• **Recorded data**:
=-=-=

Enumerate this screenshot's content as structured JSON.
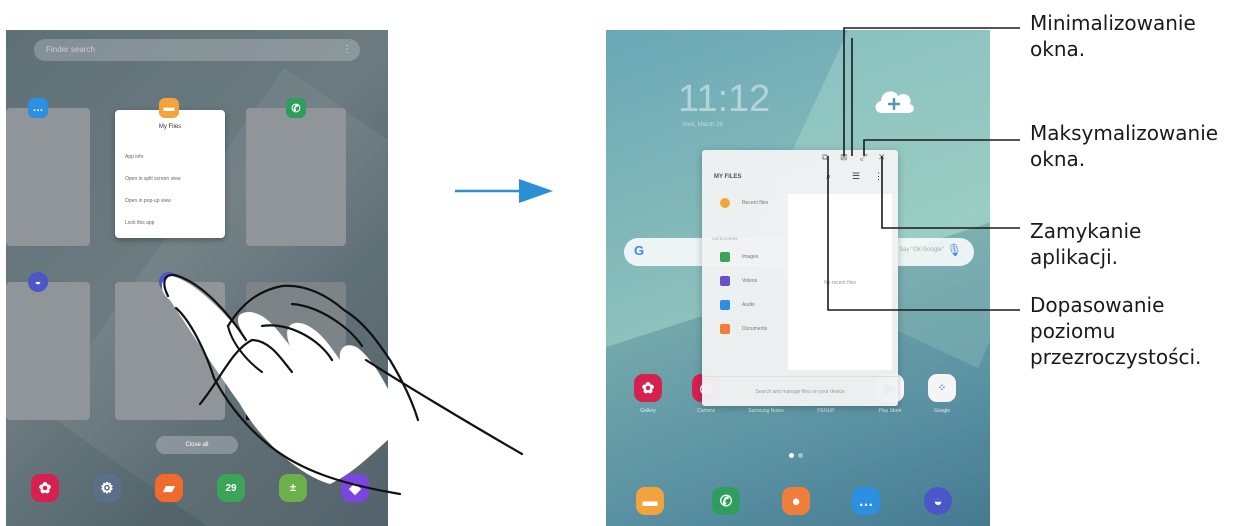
{
  "left_tablet": {
    "finder_placeholder": "Finder search",
    "menu_card": {
      "title": "My Files",
      "items": [
        "App info",
        "Open in split screen view",
        "Open in pop-up view",
        "Lock this app"
      ]
    },
    "close_all_label": "Close all",
    "calendar_day": "29"
  },
  "right_tablet": {
    "clock_time": "11:12",
    "clock_date": "Wed, March 28",
    "google_hint": "Say \"Ok Google\"",
    "popup": {
      "app_title": "MY FILES",
      "recent_label": "Recent files",
      "categories_label": "CATEGORIES",
      "items": [
        "Images",
        "Videos",
        "Audio",
        "Documents"
      ],
      "empty_text": "No recent files",
      "footer_text": "Search and manage files on your device"
    },
    "home_app_labels": [
      "Gallery",
      "Camera",
      "Samsung Notes",
      "PENUP",
      "Play Store",
      "Google"
    ]
  },
  "callouts": {
    "minimize": [
      "Minimalizowanie",
      "okna."
    ],
    "maximize": [
      "Maksymalizowanie",
      "okna."
    ],
    "close": [
      "Zamykanie",
      "aplikacji."
    ],
    "opacity": [
      "Dopasowanie",
      "poziomu",
      "przezroczystości."
    ]
  },
  "colors": {
    "arrow": "#2b8fd6",
    "gallery": "#d6204f",
    "settings": "#5b6f86",
    "notes": "#f06a2c",
    "calendar": "#3aa556",
    "calculator": "#6bb04a",
    "store": "#7b46e0",
    "myfiles": "#f2a33c",
    "phone": "#2f9e5b",
    "contacts": "#f07e3b",
    "messages": "#2c8fe0",
    "internet": "#4b56c9"
  }
}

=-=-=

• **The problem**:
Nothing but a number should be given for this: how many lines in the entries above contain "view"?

• **Response**:
2